“That’s all to foster a culture of outreach in our congregation,” said Beltz, who added that Trinity members will aim to conduct up to 25 “intentional outreach-focused events and ministries” during his time away.
All of those activities — from Brazil through the outreach training — will be funded by the Endowment grant.
Beltz described the grant application process as “very detailed, and a wonderful exercise to help the pastor and congregation think about priorities for the future.”
Since Trinity and Beltz were using the first of three tries allowed in applying for the grant, “we thought we’d just give it a shot, take the rejection humbly and graciously, and try again,” he told Reporter.
When they learned that their first application resulted in the grant being awarded, “we were amazed, surprised, and really grateful,” Beltz said. “Now, with God’s blessing, we’re ready to make the best use of it.”
“What a great opportunity and real blessing for Pastor Beltz, the congregation he serves, and the Holy Trinity Institute in Brazil,” said Rev. David Muench, executive director of the LCMS Commission on Ministerial Growth and Support (CMGS).
“The positive value resulting from the pastoral sabbatical is gaining wider recognition among ministers and congregations,” Muench told Reporter.
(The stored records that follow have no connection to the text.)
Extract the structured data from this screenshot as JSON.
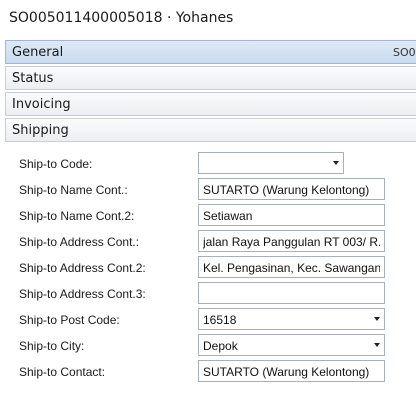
{
  "page": {
    "title": "SO005011400005018 · Yohanes"
  },
  "fasttabs": {
    "general": {
      "label": "General",
      "summary": "SO0"
    },
    "status": {
      "label": "Status"
    },
    "invoicing": {
      "label": "Invoicing"
    },
    "shipping": {
      "label": "Shipping"
    }
  },
  "shipping": {
    "fields": [
      {
        "label": "Ship-to Code:",
        "value": ""
      },
      {
        "label": "Ship-to Name Cont.:",
        "value": "SUTARTO (Warung Kelontong)"
      },
      {
        "label": "Ship-to Name Cont.2:",
        "value": "Setiawan"
      },
      {
        "label": "Ship-to Address Cont.:",
        "value": "jalan Raya Panggulan  RT 003/ R..."
      },
      {
        "label": "Ship-to Address Cont.2:",
        "value": "Kel. Pengasinan, Kec. Sawangan ..."
      },
      {
        "label": "Ship-to Address Cont.3:",
        "value": ""
      },
      {
        "label": "Ship-to Post Code:",
        "value": "16518"
      },
      {
        "label": "Ship-to City:",
        "value": "Depok"
      },
      {
        "label": "Ship-to Contact:",
        "value": "SUTARTO (Warung Kelontong)"
      }
    ]
  },
  "icons": {
    "dropdown": "chevron-down-icon"
  },
  "colors": {
    "selected_tab": "#c9dbf0",
    "tab_border": "#c9ced6",
    "field_border": "#a9b0bb"
  }
}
Delegates to the Synod’s 2007 convention in Houston adopted Resolution 6-08 (680 to 59), which “encourage[s] congregations to provide professional church worker sabbaticals,” including consideration of “resources for developing sabbatical guidelines such as” those that “Wheat Ridge, Thrivent Financial, Louisville Institute, Lilly Foundation, as well as several of our LCMS districts” already have.
The resolution also calls on the CMGS to develop “model Synod guidelines for use in the Synod.”
“We consider the generous support of the Lilly Endowment and others to be critical in the development and implementation of guidelines at the local level,” Muench said.
Updated Jan. 2, 2008